Avishai Cohen Trio: From Darkness


My beliefs about Israeli-born bassist Avishai Cohen have evolved over the years. Upon the release of his 1998 debut CD as leader, Adama, on Chick Corea’s Stretch/Concord imprint, I was immediately intrigued by the double-threat emergence of this major talent and recent addition to Mr. Corea’s working band. As a bass player he seemed a burst of sensitive virtuosity, quite fluid in approach but also post-John Patitucci, by which I mean unlike some of Mr. Corea’s prior sidemen his playing exhibited both soulfulness and restraint. I also recall initially thinking as well that here was a composer of great promise, and by-and-large that promise has been fulfilled for me across his eclectic fifteen-disc discography.

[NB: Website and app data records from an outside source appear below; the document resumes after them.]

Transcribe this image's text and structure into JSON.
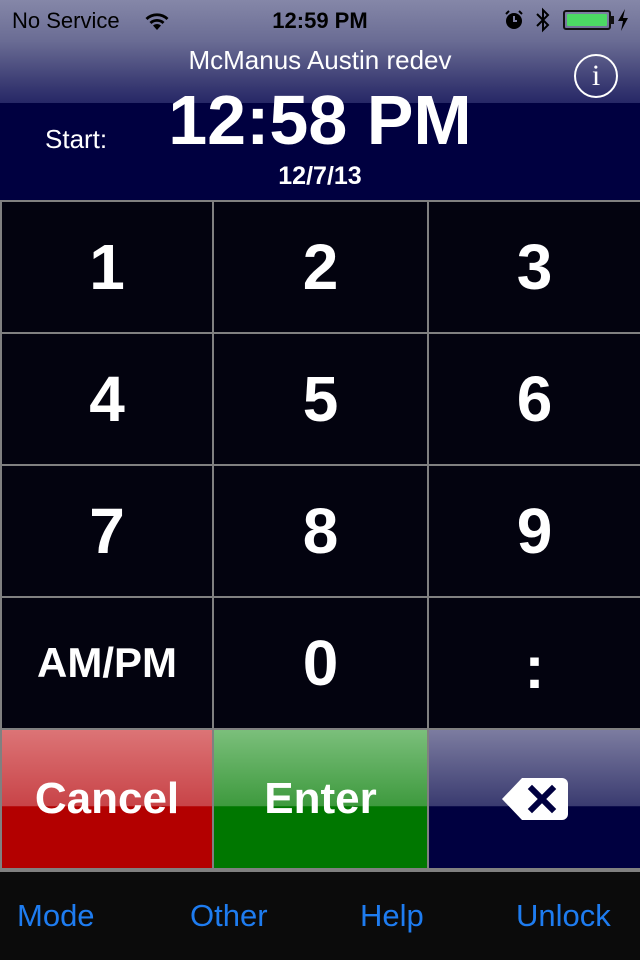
{
  "status_bar": {
    "carrier": "No Service",
    "time": "12:59 PM",
    "battery_percent": 100,
    "icons": [
      "wifi-icon",
      "alarm-icon",
      "bluetooth-icon",
      "battery-icon",
      "charging-bolt-icon"
    ]
  },
  "header": {
    "title": "McManus Austin redev",
    "info_label": "i",
    "start_label": "Start:",
    "time_value": "12:58 PM",
    "date_value": "12/7/13"
  },
  "keypad": {
    "keys": [
      "1",
      "2",
      "3",
      "4",
      "5",
      "6",
      "7",
      "8",
      "9",
      "AM/PM",
      "0",
      ":"
    ]
  },
  "actions": {
    "cancel": "Cancel",
    "enter": "Enter",
    "backspace_icon": "backspace-icon",
    "colors": {
      "cancel": "#b30000",
      "enter": "#007700",
      "backspace": "#000040"
    }
  },
  "tabbar": {
    "items": [
      "Mode",
      "Other",
      "Help",
      "Unlock"
    ],
    "color": "#1e7cf0"
  }
}
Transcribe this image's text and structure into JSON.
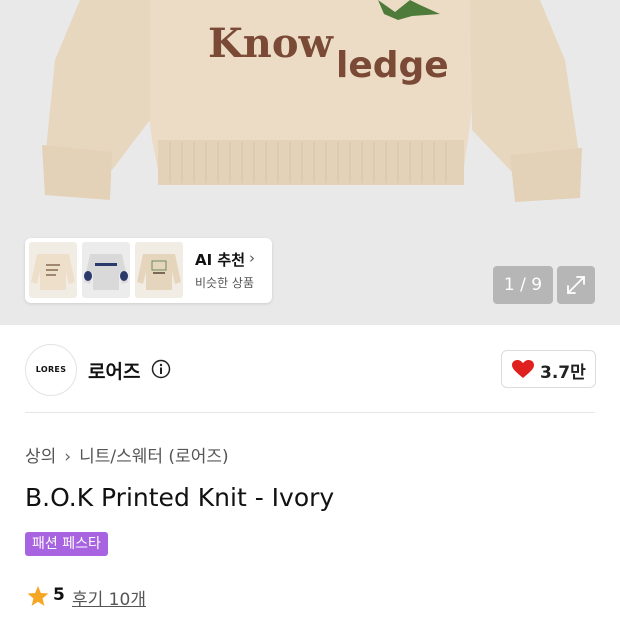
{
  "gallery": {
    "sweater_text_1": "Know",
    "sweater_text_2": "ledge",
    "ai_recommend": {
      "title": "AI 추천",
      "subtitle": "비슷한 상품"
    },
    "thumbnails": [
      "thumb-ivory-text",
      "thumb-grey-patch",
      "thumb-beige-print"
    ],
    "counter": "1 / 9",
    "expand_icon": "expand-icon"
  },
  "brand": {
    "logo_text": "LORES",
    "name": "로어즈",
    "like_count": "3.7만"
  },
  "breadcrumb": [
    "상의",
    "니트/스웨터 (로어즈)"
  ],
  "product": {
    "title": "B.O.K Printed Knit - Ivory",
    "badge": "패션 페스타",
    "rating": "5",
    "reviews": "후기 10개"
  },
  "colors": {
    "sweater": "#ecdcc6",
    "print_brown": "#7a4a36",
    "badge_purple": "#a864e0",
    "heart_red": "#e0201f",
    "star_orange": "#f5a623"
  }
}
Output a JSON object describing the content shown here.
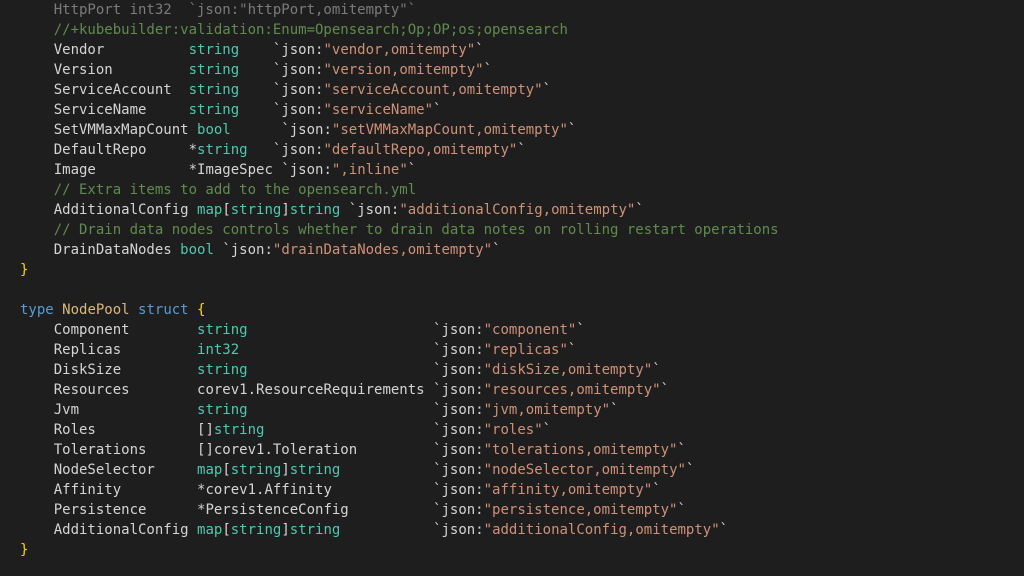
{
  "code": {
    "top_dim": "    HttpPort int32  `json:\"httpPort,omitempty\"`",
    "kb_comment": "    //+kubebuilder:validation:Enum=Opensearch;Op;OP;os;opensearch",
    "block1": [
      {
        "field": "Vendor",
        "pad1": "          ",
        "type_parts": [
          {
            "t": "string",
            "c": "c-type"
          }
        ],
        "pad2": "    ",
        "tag": "`json:\"vendor,omitempty\"`"
      },
      {
        "field": "Version",
        "pad1": "         ",
        "type_parts": [
          {
            "t": "string",
            "c": "c-type"
          }
        ],
        "pad2": "    ",
        "tag": "`json:\"version,omitempty\"`"
      },
      {
        "field": "ServiceAccount",
        "pad1": "  ",
        "type_parts": [
          {
            "t": "string",
            "c": "c-type"
          }
        ],
        "pad2": "    ",
        "tag": "`json:\"serviceAccount,omitempty\"`"
      },
      {
        "field": "ServiceName",
        "pad1": "     ",
        "type_parts": [
          {
            "t": "string",
            "c": "c-type"
          }
        ],
        "pad2": "    ",
        "tag": "`json:\"serviceName\"`"
      },
      {
        "field": "SetVMMaxMapCount",
        "pad1": " ",
        "type_parts": [
          {
            "t": "bool",
            "c": "c-type"
          }
        ],
        "pad2": "      ",
        "tag": "`json:\"setVMMaxMapCount,omitempty\"`"
      },
      {
        "field": "DefaultRepo",
        "pad1": "     ",
        "type_parts": [
          {
            "t": "*",
            "c": "c-star"
          },
          {
            "t": "string",
            "c": "c-type"
          }
        ],
        "pad2": "   ",
        "tag": "`json:\"defaultRepo,omitempty\"`"
      },
      {
        "field": "Image",
        "pad1": "           ",
        "type_parts": [
          {
            "t": "*ImageSpec",
            "c": "c-field"
          }
        ],
        "pad2": " ",
        "tag": "`json:\",inline\"`"
      }
    ],
    "mid_comment1": "    // Extra items to add to the opensearch.yml",
    "addlcfg1": {
      "field": "AdditionalConfig",
      "pad1": " ",
      "type_parts": [
        {
          "t": "map",
          "c": "c-type"
        },
        {
          "t": "[",
          "c": "c-punct"
        },
        {
          "t": "string",
          "c": "c-type"
        },
        {
          "t": "]",
          "c": "c-punct"
        },
        {
          "t": "string",
          "c": "c-type"
        }
      ],
      "pad2": " ",
      "tag": "`json:\"additionalConfig,omitempty\"`"
    },
    "mid_comment2": "    // Drain data nodes controls whether to drain data notes on rolling restart operations",
    "drain": {
      "field": "DrainDataNodes",
      "pad1": " ",
      "type_parts": [
        {
          "t": "bool",
          "c": "c-type"
        }
      ],
      "pad2": " ",
      "tag": "`json:\"drainDataNodes,omitempty\"`"
    },
    "nodepool_decl": {
      "kw_type": "type",
      "name": "NodePool",
      "kw_struct": "struct",
      "brace": "{"
    },
    "block2": [
      {
        "field": "Component",
        "pad1": "        ",
        "type_parts": [
          {
            "t": "string",
            "c": "c-type"
          }
        ],
        "pad2": "                      ",
        "tag": "`json:\"component\"`"
      },
      {
        "field": "Replicas",
        "pad1": "         ",
        "type_parts": [
          {
            "t": "int32",
            "c": "c-type"
          }
        ],
        "pad2": "                       ",
        "tag": "`json:\"replicas\"`"
      },
      {
        "field": "DiskSize",
        "pad1": "         ",
        "type_parts": [
          {
            "t": "string",
            "c": "c-type"
          }
        ],
        "pad2": "                      ",
        "tag": "`json:\"diskSize,omitempty\"`"
      },
      {
        "field": "Resources",
        "pad1": "        ",
        "type_parts": [
          {
            "t": "corev1.ResourceRequirements",
            "c": "c-field"
          }
        ],
        "pad2": " ",
        "tag": "`json:\"resources,omitempty\"`"
      },
      {
        "field": "Jvm",
        "pad1": "              ",
        "type_parts": [
          {
            "t": "string",
            "c": "c-type"
          }
        ],
        "pad2": "                      ",
        "tag": "`json:\"jvm,omitempty\"`"
      },
      {
        "field": "Roles",
        "pad1": "            ",
        "type_parts": [
          {
            "t": "[]",
            "c": "c-punct"
          },
          {
            "t": "string",
            "c": "c-type"
          }
        ],
        "pad2": "                    ",
        "tag": "`json:\"roles\"`"
      },
      {
        "field": "Tolerations",
        "pad1": "      ",
        "type_parts": [
          {
            "t": "[]",
            "c": "c-punct"
          },
          {
            "t": "corev1.Toleration",
            "c": "c-field"
          }
        ],
        "pad2": "         ",
        "tag": "`json:\"tolerations,omitempty\"`"
      },
      {
        "field": "NodeSelector",
        "pad1": "     ",
        "type_parts": [
          {
            "t": "map",
            "c": "c-type"
          },
          {
            "t": "[",
            "c": "c-punct"
          },
          {
            "t": "string",
            "c": "c-type"
          },
          {
            "t": "]",
            "c": "c-punct"
          },
          {
            "t": "string",
            "c": "c-type"
          }
        ],
        "pad2": "           ",
        "tag": "`json:\"nodeSelector,omitempty\"`"
      },
      {
        "field": "Affinity",
        "pad1": "         ",
        "type_parts": [
          {
            "t": "*corev1.Affinity",
            "c": "c-field"
          }
        ],
        "pad2": "            ",
        "tag": "`json:\"affinity,omitempty\"`"
      },
      {
        "field": "Persistence",
        "pad1": "      ",
        "type_parts": [
          {
            "t": "*PersistenceConfig",
            "c": "c-field"
          }
        ],
        "pad2": "          ",
        "tag": "`json:\"persistence,omitempty\"`"
      },
      {
        "field": "AdditionalConfig",
        "pad1": " ",
        "type_parts": [
          {
            "t": "map",
            "c": "c-type"
          },
          {
            "t": "[",
            "c": "c-punct"
          },
          {
            "t": "string",
            "c": "c-type"
          },
          {
            "t": "]",
            "c": "c-punct"
          },
          {
            "t": "string",
            "c": "c-type"
          }
        ],
        "pad2": "           ",
        "tag": "`json:\"additionalConfig,omitempty\"`"
      }
    ],
    "close_brace": "}"
  }
}
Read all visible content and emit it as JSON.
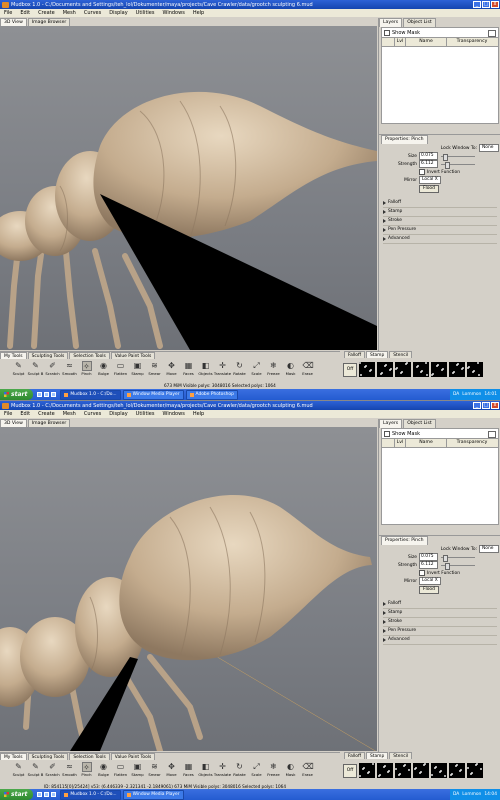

From Darkness, Mr. Cohen’s latest CD, available on Razdaz Recordz/Sunnyside, features pianist Nitai Hershkovits, drummer Daniel Dor and Mr. Cohen on bass. For me, a new and highly engaging ensemble precision thoroughly evident on this trio’s recording debut enhances and accompanies Avishai’s excellent compositions.

On “Beyond,” the album’s opening track, Daniel Dor’s masterful drumming, Nitai Hershkovits’ command of the piano’s full dynamic range and Avishai’s bass fills make for a winning two-minute introduction to what lies ahead. “Abie,” which follows, shows inventive use of the trio format; its recurrent Latin motif, displaced by individual bass and drum developments in the first half, followed by a haunting riff that ends with a surprise drop-off, evinces real arranging and writing acumen, creating multiple levels of interest greater than the sum of changes and solos that so many piano trios typically fall into.

Of the many great solo features evident throughout this album, my favorites include Nitai’s piano solo on “C#” and Daniel’s brushwork on “Ballad for an Unborn,” where his subdued interplay seems all too rare in a world of loud drummers. On the other end of the dynamic range, “From Darkness,” catches fire due to Avishai’s lead electric bass work.

The contrast between the subtle dissonance of “Amethyst” and the cloudless-sky sunshine of Charlie Chaplin’s “Smile,” beautifully arranged to add a touch of doubt to the poignant melody, closes this disc on a most uplifting note. That sense of sunshine along with the precise, of-one-mind group interaction makes From Darkness my favorite among Avishai Cohen’s discs to date. With all there is to explore on this disc, I hope you’ll decide to listen and see if you don’t agree.

Avishai Cohen Trio: "Jazz Sous les Pommiers" (France, 2013)